▶ [What to work on]: Pull every line from the records that has the word "games" in it.

*** Opening of Data extracts ***

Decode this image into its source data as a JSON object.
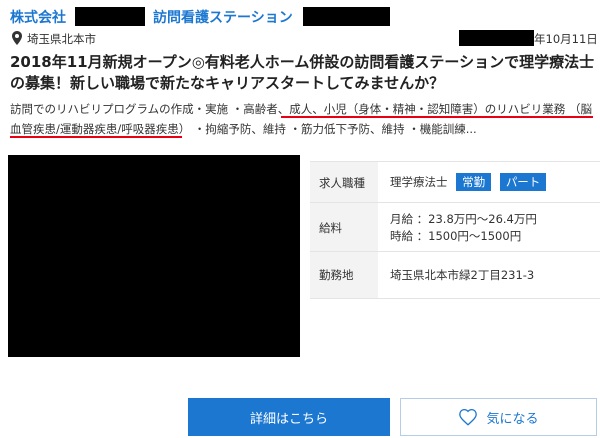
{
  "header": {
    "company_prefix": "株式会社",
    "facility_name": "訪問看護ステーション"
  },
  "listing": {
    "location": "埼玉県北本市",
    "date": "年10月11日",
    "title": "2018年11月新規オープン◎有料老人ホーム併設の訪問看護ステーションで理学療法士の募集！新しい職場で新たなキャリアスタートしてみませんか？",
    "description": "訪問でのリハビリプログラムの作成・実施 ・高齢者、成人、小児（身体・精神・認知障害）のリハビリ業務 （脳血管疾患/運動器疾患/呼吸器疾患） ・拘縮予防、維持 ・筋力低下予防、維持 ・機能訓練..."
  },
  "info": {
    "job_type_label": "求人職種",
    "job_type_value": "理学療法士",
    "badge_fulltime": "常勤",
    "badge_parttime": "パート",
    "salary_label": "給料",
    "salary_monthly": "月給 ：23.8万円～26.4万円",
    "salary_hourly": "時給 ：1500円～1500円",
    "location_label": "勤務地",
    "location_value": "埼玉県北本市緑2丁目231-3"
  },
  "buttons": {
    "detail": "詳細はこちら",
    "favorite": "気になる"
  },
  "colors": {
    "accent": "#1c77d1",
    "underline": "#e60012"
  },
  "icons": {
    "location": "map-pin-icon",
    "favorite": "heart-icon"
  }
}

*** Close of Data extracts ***
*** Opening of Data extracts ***

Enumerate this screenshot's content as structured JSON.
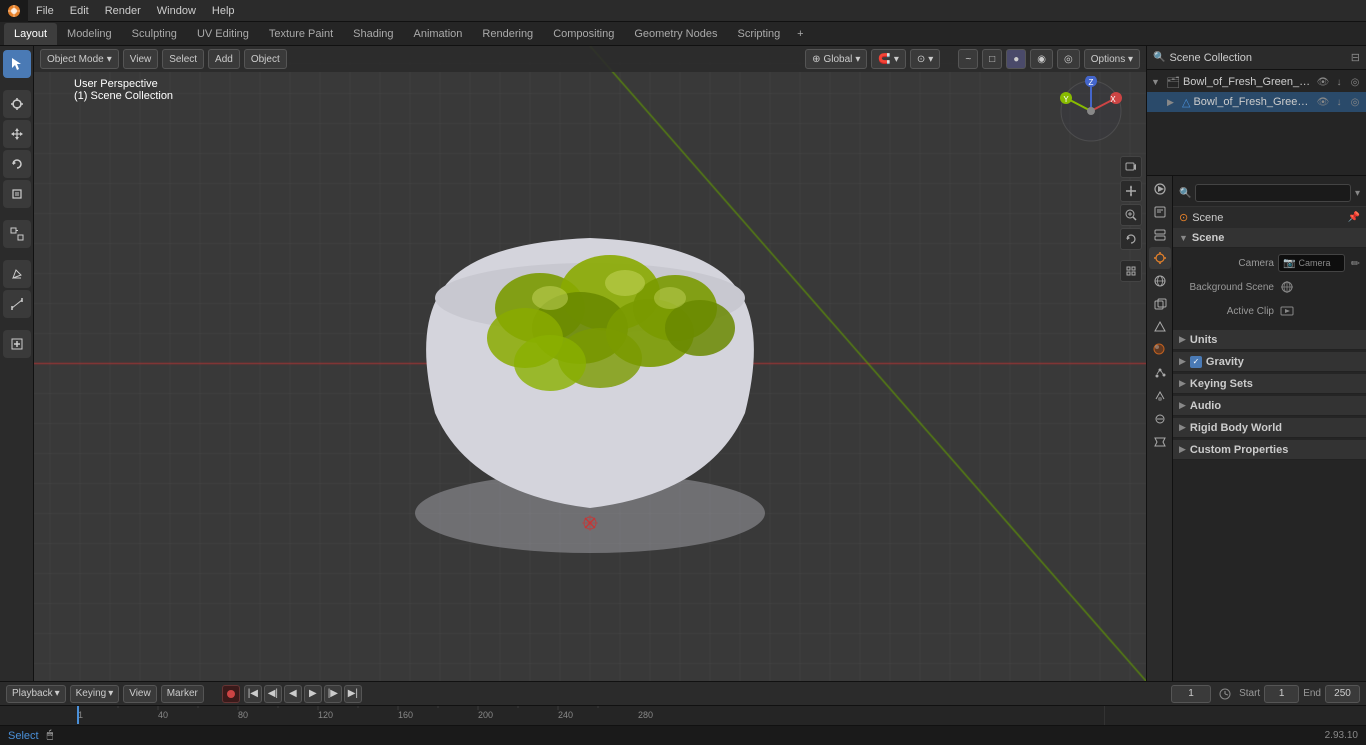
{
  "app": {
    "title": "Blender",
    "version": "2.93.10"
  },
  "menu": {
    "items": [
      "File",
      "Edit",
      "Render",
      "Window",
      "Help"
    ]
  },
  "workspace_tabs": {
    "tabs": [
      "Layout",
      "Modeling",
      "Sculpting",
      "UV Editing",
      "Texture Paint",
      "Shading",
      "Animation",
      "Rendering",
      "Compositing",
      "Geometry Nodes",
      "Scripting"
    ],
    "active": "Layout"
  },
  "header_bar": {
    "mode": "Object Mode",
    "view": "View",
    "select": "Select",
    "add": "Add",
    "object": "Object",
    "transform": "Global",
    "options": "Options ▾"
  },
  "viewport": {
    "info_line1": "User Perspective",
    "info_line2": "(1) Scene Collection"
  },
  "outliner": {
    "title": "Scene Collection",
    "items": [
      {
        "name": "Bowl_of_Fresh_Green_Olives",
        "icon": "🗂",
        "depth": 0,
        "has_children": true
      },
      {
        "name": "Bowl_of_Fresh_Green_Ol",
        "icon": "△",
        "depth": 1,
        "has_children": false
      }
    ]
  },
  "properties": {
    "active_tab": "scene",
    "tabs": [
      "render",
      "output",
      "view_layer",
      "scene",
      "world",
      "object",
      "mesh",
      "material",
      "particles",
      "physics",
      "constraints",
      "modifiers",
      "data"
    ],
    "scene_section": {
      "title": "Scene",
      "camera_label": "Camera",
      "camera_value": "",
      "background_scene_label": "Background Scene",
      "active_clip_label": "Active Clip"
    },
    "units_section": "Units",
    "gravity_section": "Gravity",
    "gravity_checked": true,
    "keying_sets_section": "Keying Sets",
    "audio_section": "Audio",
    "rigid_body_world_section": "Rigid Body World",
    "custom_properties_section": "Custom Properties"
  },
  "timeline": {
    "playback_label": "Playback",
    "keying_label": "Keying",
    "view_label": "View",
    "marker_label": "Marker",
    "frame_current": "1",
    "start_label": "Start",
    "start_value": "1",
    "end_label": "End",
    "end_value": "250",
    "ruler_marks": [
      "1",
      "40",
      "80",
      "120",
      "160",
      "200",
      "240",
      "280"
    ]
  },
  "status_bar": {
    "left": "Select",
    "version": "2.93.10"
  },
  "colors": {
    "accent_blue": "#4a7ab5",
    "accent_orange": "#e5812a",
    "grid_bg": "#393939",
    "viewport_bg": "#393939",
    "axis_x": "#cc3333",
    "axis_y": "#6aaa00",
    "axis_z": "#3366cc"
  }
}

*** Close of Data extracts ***
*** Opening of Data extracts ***

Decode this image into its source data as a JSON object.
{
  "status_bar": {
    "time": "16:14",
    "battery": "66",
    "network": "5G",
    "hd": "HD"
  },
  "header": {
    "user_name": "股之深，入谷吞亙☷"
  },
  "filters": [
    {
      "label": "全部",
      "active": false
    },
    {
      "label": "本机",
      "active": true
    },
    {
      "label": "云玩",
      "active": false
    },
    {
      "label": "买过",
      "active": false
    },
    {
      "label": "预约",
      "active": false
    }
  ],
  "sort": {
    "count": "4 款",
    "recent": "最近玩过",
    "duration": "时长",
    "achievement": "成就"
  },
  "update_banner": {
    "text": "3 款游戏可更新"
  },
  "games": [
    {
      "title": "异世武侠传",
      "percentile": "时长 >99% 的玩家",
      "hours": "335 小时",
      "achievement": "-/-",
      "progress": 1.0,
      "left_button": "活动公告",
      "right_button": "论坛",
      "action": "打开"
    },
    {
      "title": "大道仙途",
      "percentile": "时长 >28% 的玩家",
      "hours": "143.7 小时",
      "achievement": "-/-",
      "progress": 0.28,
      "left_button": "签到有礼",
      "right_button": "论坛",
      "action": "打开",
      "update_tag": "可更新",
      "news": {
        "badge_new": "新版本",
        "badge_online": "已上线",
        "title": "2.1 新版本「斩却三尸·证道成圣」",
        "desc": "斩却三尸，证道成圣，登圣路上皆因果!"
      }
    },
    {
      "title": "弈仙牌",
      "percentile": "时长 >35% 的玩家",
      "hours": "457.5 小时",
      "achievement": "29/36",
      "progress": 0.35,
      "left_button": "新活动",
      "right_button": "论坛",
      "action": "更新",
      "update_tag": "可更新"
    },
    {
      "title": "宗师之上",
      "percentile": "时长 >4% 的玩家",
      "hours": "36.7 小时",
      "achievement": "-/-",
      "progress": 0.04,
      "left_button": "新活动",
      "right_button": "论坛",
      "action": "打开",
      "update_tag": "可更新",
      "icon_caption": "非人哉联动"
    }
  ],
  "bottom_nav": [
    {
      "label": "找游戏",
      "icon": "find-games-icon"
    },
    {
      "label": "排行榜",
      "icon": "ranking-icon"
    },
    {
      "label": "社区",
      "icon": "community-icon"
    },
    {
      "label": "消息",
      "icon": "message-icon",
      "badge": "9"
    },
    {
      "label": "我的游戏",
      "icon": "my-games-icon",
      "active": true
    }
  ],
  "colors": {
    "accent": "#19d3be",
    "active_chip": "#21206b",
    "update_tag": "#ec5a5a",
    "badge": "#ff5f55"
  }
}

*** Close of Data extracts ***

▶ [Answer to this exercise]:
  "games": [
      "icon": "find-games-icon"
      "icon": "my-games-icon",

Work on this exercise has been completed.